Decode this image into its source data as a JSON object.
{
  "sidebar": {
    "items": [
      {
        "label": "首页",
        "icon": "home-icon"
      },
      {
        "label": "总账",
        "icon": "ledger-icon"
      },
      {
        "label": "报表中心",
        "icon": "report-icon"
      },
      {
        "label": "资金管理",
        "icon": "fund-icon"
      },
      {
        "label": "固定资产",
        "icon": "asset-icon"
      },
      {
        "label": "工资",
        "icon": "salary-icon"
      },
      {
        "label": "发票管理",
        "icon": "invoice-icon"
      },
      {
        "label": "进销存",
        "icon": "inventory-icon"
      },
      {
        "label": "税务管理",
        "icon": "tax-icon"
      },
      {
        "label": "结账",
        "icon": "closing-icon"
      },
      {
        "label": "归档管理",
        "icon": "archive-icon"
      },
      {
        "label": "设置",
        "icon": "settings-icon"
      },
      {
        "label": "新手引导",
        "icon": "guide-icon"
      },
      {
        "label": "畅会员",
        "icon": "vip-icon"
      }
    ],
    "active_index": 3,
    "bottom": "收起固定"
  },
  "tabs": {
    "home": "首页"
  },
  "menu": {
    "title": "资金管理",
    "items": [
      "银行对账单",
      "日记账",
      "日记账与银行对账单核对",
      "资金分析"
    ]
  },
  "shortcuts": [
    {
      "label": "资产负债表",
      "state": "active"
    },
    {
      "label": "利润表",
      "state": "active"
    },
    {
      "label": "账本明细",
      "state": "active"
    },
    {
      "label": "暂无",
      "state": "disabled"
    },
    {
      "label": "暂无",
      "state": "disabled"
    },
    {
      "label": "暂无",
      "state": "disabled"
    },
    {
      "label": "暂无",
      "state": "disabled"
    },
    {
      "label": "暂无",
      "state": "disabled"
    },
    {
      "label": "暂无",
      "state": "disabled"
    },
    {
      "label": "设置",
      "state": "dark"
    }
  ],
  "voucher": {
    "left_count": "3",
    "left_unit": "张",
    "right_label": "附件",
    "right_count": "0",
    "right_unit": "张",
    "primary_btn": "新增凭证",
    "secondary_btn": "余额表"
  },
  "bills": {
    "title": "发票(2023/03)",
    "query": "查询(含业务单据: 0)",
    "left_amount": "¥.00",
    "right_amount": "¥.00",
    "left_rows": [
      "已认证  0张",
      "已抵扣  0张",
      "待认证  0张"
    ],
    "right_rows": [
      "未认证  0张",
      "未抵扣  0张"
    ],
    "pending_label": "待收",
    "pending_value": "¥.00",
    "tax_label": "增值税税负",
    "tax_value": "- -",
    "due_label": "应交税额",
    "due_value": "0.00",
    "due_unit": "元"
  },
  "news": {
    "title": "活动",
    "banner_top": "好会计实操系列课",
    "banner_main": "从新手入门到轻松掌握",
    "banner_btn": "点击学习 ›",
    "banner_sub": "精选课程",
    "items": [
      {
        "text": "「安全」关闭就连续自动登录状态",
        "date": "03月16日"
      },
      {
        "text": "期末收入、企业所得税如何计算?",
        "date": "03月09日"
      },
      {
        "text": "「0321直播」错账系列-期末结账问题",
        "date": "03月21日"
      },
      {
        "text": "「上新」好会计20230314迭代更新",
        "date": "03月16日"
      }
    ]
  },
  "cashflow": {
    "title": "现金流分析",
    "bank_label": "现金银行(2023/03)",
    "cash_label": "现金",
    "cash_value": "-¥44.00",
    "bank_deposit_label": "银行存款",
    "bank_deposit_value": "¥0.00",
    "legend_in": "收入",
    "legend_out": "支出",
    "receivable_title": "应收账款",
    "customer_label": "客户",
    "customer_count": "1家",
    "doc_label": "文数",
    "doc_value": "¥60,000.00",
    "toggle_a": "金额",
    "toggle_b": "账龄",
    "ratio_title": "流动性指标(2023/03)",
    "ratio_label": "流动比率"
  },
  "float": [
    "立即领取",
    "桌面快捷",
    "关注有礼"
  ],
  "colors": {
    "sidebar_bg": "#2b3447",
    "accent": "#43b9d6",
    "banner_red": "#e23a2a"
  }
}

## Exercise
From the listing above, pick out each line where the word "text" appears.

## Solution
        "text": "「安全」关闭就连续自动登录状态",
        "text": "期末收入、企业所得税如何计算?",
        "text": "「0321直播」错账系列-期末结账问题",
        "text": "「上新」好会计20230314迭代更新",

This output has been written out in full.